▶ **Problem requirements**: For each entry, restate it word for word while omitting any image it holds.

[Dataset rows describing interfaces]
= = =

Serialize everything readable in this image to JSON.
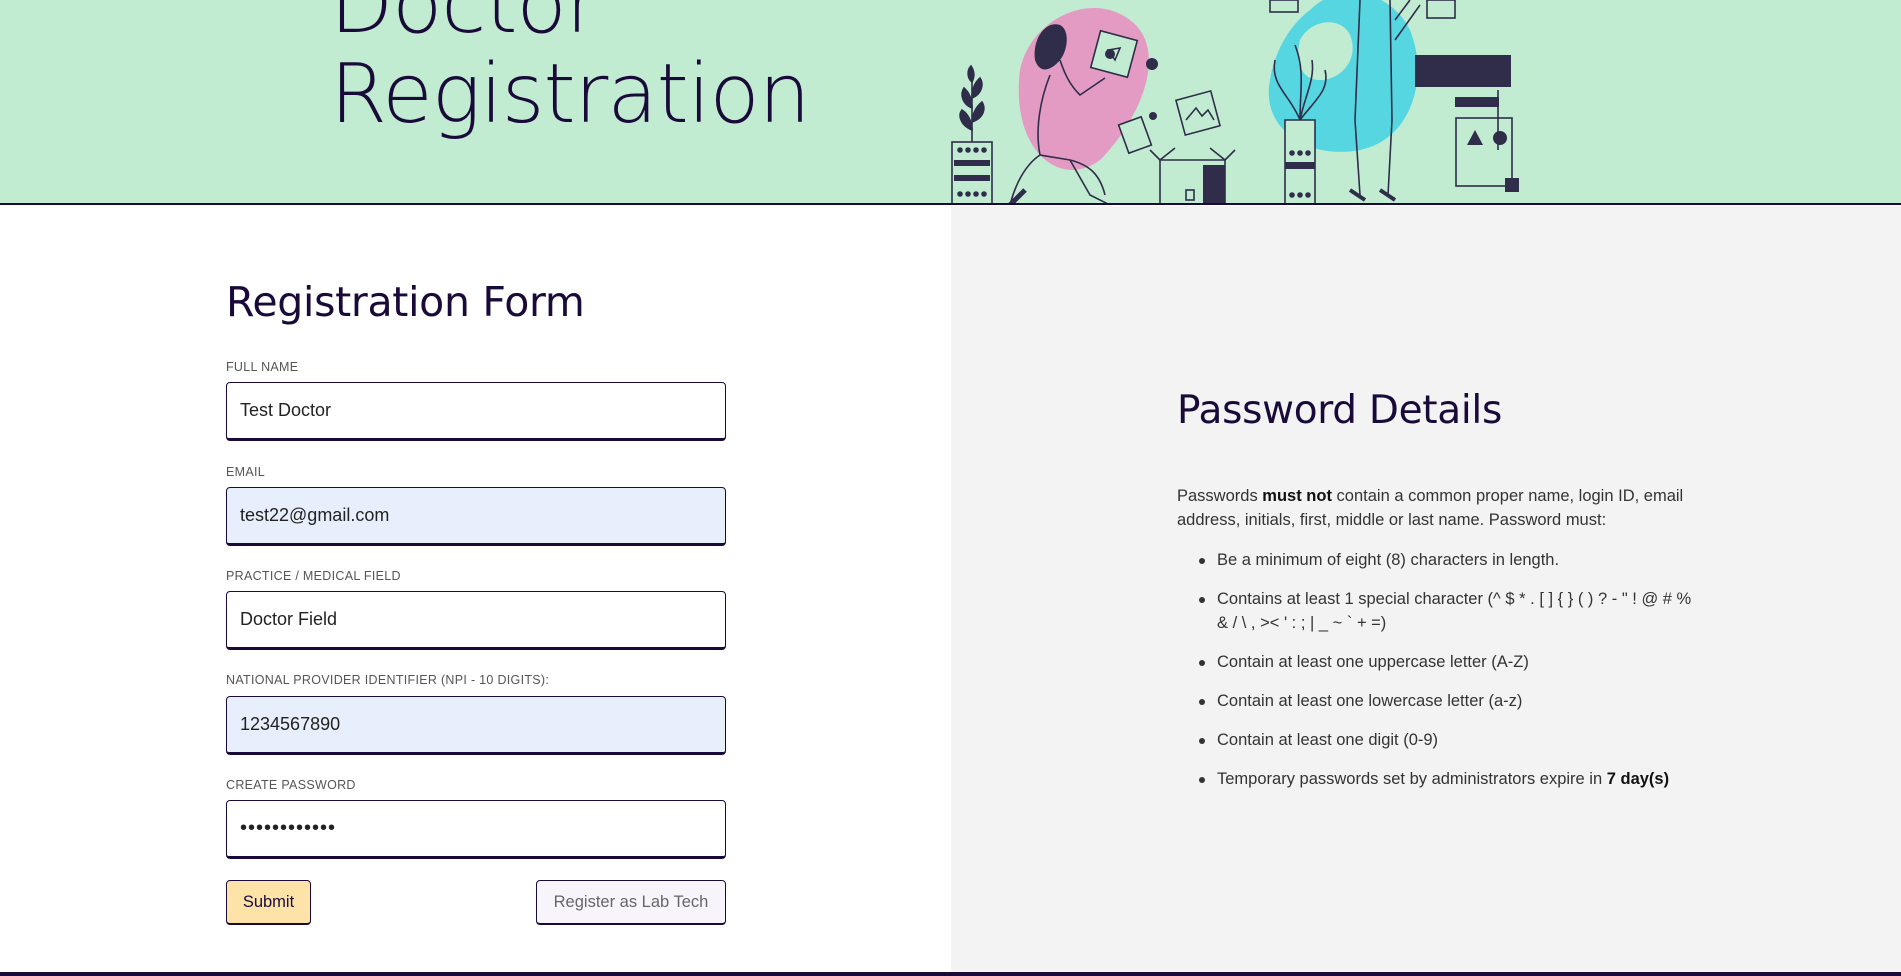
{
  "hero": {
    "title_line1": "Doctor",
    "title_line2": "Registration"
  },
  "form": {
    "title": "Registration Form",
    "fields": [
      {
        "label": "FULL NAME",
        "value": "Test Doctor",
        "autofilled": false
      },
      {
        "label": "EMAIL",
        "value": "test22@gmail.com",
        "autofilled": true
      },
      {
        "label": "PRACTICE / MEDICAL FIELD",
        "value": "Doctor Field",
        "autofilled": false
      },
      {
        "label": "NATIONAL PROVIDER IDENTIFIER (NPI - 10 DIGITS):",
        "value": "1234567890",
        "autofilled": true
      },
      {
        "label": "CREATE PASSWORD",
        "value": "••••••••••••",
        "autofilled": false
      }
    ],
    "submit_label": "Submit",
    "labtech_label": "Register as Lab Tech"
  },
  "password_details": {
    "title": "Password Details",
    "intro_pre": "Passwords ",
    "intro_bold": "must not",
    "intro_post": " contain a common proper name, login ID, email address, initials, first, middle or last name. Password must:",
    "rules": [
      "Be a minimum of eight (8) characters in length.",
      "Contains at least 1 special character (^ $ * . [ ] { } ( ) ? - \" ! @ # % & / \\ , >< ' : ; | _ ~ ` + =)",
      "Contain at least one uppercase letter (A-Z)",
      "Contain at least one lowercase letter (a-z)",
      "Contain at least one digit (0-9)"
    ],
    "last_rule_pre": "Temporary passwords set by administrators expire in ",
    "last_rule_bold": "7 day(s)"
  },
  "colors": {
    "hero_bg": "#c2ecd2",
    "ink": "#1a0a3a",
    "submit_bg": "#fde3a8",
    "autofill_bg": "#e8effc",
    "panel_bg": "#f3f3f3",
    "art_pink": "#e39bc3",
    "art_cyan": "#55d6e0"
  }
}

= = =

▶ **Answer to the problem**:
Serialize everything readable in this image to JSON.
{
  "hero": {
    "title_line1": "Doctor",
    "title_line2": "Registration"
  },
  "form": {
    "title": "Registration Form",
    "fields": [
      {
        "label": "FULL NAME",
        "value": "Test Doctor",
        "autofilled": false
      },
      {
        "label": "EMAIL",
        "value": "test22@gmail.com",
        "autofilled": true
      },
      {
        "label": "PRACTICE / MEDICAL FIELD",
        "value": "Doctor Field",
        "autofilled": false
      },
      {
        "label": "NATIONAL PROVIDER IDENTIFIER (NPI - 10 DIGITS):",
        "value": "1234567890",
        "autofilled": true
      },
      {
        "label": "CREATE PASSWORD",
        "value": "••••••••••••",
        "autofilled": false
      }
    ],
    "submit_label": "Submit",
    "labtech_label": "Register as Lab Tech"
  },
  "password_details": {
    "title": "Password Details",
    "intro_pre": "Passwords ",
    "intro_bold": "must not",
    "intro_post": " contain a common proper name, login ID, email address, initials, first, middle or last name. Password must:",
    "rules": [
      "Be a minimum of eight (8) characters in length.",
      "Contains at least 1 special character (^ $ * . [ ] { } ( ) ? - \" ! @ # % & / \\ , >< ' : ; | _ ~ ` + =)",
      "Contain at least one uppercase letter (A-Z)",
      "Contain at least one lowercase letter (a-z)",
      "Contain at least one digit (0-9)"
    ],
    "last_rule_pre": "Temporary passwords set by administrators expire in ",
    "last_rule_bold": "7 day(s)"
  },
  "colors": {
    "hero_bg": "#c2ecd2",
    "ink": "#1a0a3a",
    "submit_bg": "#fde3a8",
    "autofill_bg": "#e8effc",
    "panel_bg": "#f3f3f3",
    "art_pink": "#e39bc3",
    "art_cyan": "#55d6e0"
  }
}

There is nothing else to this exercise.